There is some evidence of a genetic basis for all types of depression, including dysthymia. A study using identical and fraternal twins indicated that there is a stronger likelihood of identical twins both having depression than fraternal twins. This provides support for the idea that dysthymia is caused in part by heredity.
According to the fourth edition of the Diagnostic and Statistical Manual of Mental Disorders, published in 1994 (DSM-IV), dysthymia is a serious state of chronic depression, which persists for at least two years (one year for children and adolescents). Dysthymia is less acute and severe than major depressive disorder. As dysthymia is a chronic disorder, sufferers may experience symptoms for many years before it is diagnosed, if diagnosis occurs at all. As a result, they may believe that depression is a part of their character, so they may not even discuss their symptoms with doctors, family members, or friends.
Emptiness as a human condition is a sense of generalized boredom, social alienation and apathy. Feelings of emptiness often accompany dysthymia, depression, loneliness, anhedonia,
Although the evidence is conflicting, paroxetine may be effective for the treatment of dysthymia, a chronic disorder involving depressive symptoms for most days of the year.
While viloxazine may have been effective in clinical depression, it did relatively poorly in a double-blind randomized controlled trial versus amisulpride in the treatment of dysthymia.
Citalopram is frequently used off-label to treat anxiety, panic disorder, dysthymia premenstrual dysphoric disorder, body dysmorphic disorder and obsessiveā€“compulsive disorder.
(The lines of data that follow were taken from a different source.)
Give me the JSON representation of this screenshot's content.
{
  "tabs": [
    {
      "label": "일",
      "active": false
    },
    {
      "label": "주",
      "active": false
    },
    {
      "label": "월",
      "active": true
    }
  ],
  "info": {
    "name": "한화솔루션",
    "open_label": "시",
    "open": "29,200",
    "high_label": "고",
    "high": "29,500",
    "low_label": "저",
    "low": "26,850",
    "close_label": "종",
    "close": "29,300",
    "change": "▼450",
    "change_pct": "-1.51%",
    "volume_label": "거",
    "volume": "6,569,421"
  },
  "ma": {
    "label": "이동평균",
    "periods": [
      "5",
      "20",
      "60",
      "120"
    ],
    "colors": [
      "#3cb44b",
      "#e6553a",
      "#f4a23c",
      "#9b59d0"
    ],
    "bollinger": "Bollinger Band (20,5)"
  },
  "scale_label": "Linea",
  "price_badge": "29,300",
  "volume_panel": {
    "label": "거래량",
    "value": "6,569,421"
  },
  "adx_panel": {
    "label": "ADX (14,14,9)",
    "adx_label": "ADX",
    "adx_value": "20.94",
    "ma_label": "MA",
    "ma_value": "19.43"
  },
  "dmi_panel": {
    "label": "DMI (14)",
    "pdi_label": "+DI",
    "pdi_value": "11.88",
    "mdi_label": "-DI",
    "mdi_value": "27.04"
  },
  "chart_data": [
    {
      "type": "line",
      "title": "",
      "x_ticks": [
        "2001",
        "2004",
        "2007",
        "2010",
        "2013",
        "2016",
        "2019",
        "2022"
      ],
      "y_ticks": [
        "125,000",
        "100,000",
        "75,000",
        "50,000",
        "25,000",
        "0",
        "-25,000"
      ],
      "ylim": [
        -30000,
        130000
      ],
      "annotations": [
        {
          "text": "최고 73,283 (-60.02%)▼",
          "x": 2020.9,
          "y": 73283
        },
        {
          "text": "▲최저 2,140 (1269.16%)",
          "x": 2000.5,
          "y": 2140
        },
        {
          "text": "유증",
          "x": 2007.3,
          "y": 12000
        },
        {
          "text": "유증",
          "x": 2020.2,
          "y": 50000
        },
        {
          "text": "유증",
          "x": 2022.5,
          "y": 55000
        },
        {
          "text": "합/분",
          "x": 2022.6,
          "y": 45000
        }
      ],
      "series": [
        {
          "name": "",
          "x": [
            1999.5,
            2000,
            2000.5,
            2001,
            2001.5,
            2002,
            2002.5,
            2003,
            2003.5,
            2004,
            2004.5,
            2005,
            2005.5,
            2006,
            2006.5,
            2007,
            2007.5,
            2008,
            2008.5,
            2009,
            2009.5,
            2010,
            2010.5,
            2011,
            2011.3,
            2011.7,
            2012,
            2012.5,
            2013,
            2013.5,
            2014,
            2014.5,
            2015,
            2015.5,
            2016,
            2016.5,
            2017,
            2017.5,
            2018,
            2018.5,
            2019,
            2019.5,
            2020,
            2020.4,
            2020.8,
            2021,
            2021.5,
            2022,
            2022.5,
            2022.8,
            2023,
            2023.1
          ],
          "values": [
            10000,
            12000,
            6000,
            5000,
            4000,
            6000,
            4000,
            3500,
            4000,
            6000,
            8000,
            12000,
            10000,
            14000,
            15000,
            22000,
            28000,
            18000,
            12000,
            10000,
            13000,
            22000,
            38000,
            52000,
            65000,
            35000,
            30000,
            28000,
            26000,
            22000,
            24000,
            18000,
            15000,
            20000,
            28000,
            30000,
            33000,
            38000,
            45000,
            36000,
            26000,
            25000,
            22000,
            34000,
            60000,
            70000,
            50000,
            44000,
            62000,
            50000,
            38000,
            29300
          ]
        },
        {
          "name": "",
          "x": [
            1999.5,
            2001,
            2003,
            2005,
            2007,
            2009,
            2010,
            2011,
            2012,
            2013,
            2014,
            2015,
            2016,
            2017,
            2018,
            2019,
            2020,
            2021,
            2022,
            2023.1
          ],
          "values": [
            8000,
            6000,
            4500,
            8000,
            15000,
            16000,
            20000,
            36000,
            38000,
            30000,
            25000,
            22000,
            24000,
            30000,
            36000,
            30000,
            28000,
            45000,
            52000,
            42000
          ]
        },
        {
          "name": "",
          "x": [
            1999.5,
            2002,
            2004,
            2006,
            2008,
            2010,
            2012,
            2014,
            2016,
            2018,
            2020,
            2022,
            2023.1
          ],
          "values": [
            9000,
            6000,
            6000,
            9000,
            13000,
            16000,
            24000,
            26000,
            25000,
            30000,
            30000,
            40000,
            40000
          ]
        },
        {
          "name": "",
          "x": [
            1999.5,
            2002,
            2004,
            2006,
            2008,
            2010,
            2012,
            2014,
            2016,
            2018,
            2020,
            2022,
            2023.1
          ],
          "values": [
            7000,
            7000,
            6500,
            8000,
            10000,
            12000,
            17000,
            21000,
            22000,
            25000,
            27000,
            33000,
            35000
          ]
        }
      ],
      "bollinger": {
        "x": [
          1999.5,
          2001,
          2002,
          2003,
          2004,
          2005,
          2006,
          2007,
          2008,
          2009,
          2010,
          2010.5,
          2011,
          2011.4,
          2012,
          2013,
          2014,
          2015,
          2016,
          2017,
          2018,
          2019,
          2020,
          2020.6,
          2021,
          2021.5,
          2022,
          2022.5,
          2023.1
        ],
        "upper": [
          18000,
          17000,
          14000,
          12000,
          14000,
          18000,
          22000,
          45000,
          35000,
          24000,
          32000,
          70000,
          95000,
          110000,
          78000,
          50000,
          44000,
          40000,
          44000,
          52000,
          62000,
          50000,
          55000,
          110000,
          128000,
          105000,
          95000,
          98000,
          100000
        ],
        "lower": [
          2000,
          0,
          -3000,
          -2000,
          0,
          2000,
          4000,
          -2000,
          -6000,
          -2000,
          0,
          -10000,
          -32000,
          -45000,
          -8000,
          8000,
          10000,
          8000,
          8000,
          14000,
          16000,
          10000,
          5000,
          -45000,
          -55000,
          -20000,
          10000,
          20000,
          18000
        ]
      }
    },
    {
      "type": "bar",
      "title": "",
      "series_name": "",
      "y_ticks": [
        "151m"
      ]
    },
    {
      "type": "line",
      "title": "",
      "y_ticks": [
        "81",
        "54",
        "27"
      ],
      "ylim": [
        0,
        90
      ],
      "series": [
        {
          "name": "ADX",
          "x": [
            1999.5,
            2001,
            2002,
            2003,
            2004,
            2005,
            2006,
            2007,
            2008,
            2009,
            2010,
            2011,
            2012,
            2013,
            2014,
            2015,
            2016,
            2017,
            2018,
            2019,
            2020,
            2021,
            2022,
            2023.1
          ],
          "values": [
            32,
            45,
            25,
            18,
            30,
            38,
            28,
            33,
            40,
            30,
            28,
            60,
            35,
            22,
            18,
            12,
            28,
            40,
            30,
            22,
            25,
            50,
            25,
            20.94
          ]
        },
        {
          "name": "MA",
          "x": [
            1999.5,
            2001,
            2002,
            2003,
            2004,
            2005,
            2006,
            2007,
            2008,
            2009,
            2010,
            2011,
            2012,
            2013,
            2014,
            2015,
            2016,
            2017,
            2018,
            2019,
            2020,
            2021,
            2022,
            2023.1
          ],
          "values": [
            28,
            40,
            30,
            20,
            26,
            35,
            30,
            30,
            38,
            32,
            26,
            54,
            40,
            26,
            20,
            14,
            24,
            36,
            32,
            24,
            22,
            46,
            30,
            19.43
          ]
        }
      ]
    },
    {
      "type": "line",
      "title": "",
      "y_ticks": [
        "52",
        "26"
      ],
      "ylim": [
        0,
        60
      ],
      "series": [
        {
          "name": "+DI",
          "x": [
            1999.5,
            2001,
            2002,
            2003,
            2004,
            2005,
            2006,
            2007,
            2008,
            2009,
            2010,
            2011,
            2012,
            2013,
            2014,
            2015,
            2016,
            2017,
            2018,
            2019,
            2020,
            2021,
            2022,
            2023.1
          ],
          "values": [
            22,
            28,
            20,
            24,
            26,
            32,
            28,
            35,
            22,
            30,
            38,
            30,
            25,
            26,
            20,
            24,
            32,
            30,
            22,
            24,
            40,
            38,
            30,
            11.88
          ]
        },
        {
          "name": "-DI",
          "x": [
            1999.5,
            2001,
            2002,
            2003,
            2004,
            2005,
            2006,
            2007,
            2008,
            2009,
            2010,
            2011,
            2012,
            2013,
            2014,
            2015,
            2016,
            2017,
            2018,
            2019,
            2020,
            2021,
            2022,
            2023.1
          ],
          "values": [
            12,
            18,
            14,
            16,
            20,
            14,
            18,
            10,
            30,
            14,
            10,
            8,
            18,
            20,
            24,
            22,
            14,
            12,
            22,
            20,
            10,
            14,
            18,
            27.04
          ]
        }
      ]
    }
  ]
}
A combination of antidepressant medication and psychotherapy has consistently been shown to be the most effective line of treatment for people diagnosed with dysthymia. Working with a psychotherapist to address the causes and effects of the disorder, in addition to taking antidepressants to help eliminate the symptoms, can be extremely beneficial. This combination is often the preferred method of treatment for those who have dysthymia. Looking at various studies involving treatment for dysthymia, 75% of people responded positively to a combination of cognitive behavioral therapy (CBT) and pharmacotherapy, whereas only 48% of people responded positively to just CBT or medication alone.